c. Cathartics should NOT be used when the client has an undiagnosed intestinal
pain such as cramps, nausea, or vomiting; a cathartic may cause an inflamed appendix
to rupture. Nor should cathartics be used when the GI tract is mechanically obstructed;
the intestine may rupture. Pregnant clients should ordinarily not be given cathartics.
2-29. STIMULANT (IRRITANT) CATHARTICS
Stimulant cathartics function either by irritating the mucous membranes of the
intestines or directly stimulating the nerves and muscles concerned with bowel
movement. Since individual reactions to stimulant cathartics vary, the usual dose may
in some clients cause excessively severe effects, including diarrhea and intestinal
cramps, and in other clients have no effectiveness.
a. Aromatic cascara fluidextract is a mild, effective stimulant laxative that takes
about 8 hours to take effect, since it acts on the colon rather than the small intestines.
Another stimulant laxative containing cascara sagrada is cascara tablets. After about 8
hours, these preparations produce a single evacuation of the bowels.
b. Bisacodyl (Dulcolax) is another stimulant cathartic that acts primarily on the
colon. Bisacodyl cleanses the bowel thoroughly enough to obviate the need for an
c. The one stimulant cathartic that stimulates the small intestine is castor oil.
Castor oil is not used routinely but only when prompt, thorough evacuation of the
bowels is desired, such as for a special examination.
2-30. SALINE CATHARTICS
Saline cathartics, salts which draw water into the GI tract and thereby increase
the bulk of the intestinal contents, usually take about 3 to 6 hours to produce a bowel
evacuation, which is watery or fluid-like. Saline cathartics, unless administered with
sufficient amounts of water, tend to dehydrate the body and are sometimes used for this
purpose alone. In order to avoid magnesium poisoning, cathartics containing
magnesium compounds must never be given to clients with impaired kidney function.
Cathartics containing sodium compounds should not be administered to clients with
congestive heart disease.
a. A mild saline cathartic is milk of magnesia, which contains magnesium
hydroxide and which is also used as an antacid. The cathartic dose is 15-30 ml.

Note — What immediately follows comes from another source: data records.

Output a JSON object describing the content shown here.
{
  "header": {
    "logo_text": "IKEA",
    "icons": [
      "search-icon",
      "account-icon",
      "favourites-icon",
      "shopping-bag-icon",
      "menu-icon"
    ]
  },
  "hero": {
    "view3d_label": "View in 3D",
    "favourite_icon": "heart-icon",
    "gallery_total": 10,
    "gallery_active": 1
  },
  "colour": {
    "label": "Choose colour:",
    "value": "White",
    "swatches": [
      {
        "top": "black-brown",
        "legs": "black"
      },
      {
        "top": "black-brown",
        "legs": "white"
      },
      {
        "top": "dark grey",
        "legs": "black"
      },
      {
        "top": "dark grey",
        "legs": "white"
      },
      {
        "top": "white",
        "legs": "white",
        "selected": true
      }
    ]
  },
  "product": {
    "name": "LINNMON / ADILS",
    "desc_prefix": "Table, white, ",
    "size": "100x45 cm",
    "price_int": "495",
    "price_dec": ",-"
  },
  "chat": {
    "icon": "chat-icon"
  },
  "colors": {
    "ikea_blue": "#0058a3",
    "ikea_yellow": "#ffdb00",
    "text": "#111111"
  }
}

b. Magnesium sulfate (epsom salt) is a widely used saline cathartic. Its main
disadvantage is its bitter taste, which can be masked to some extent by mixing with ice
water or orange juice. The usual dose is 15 grams.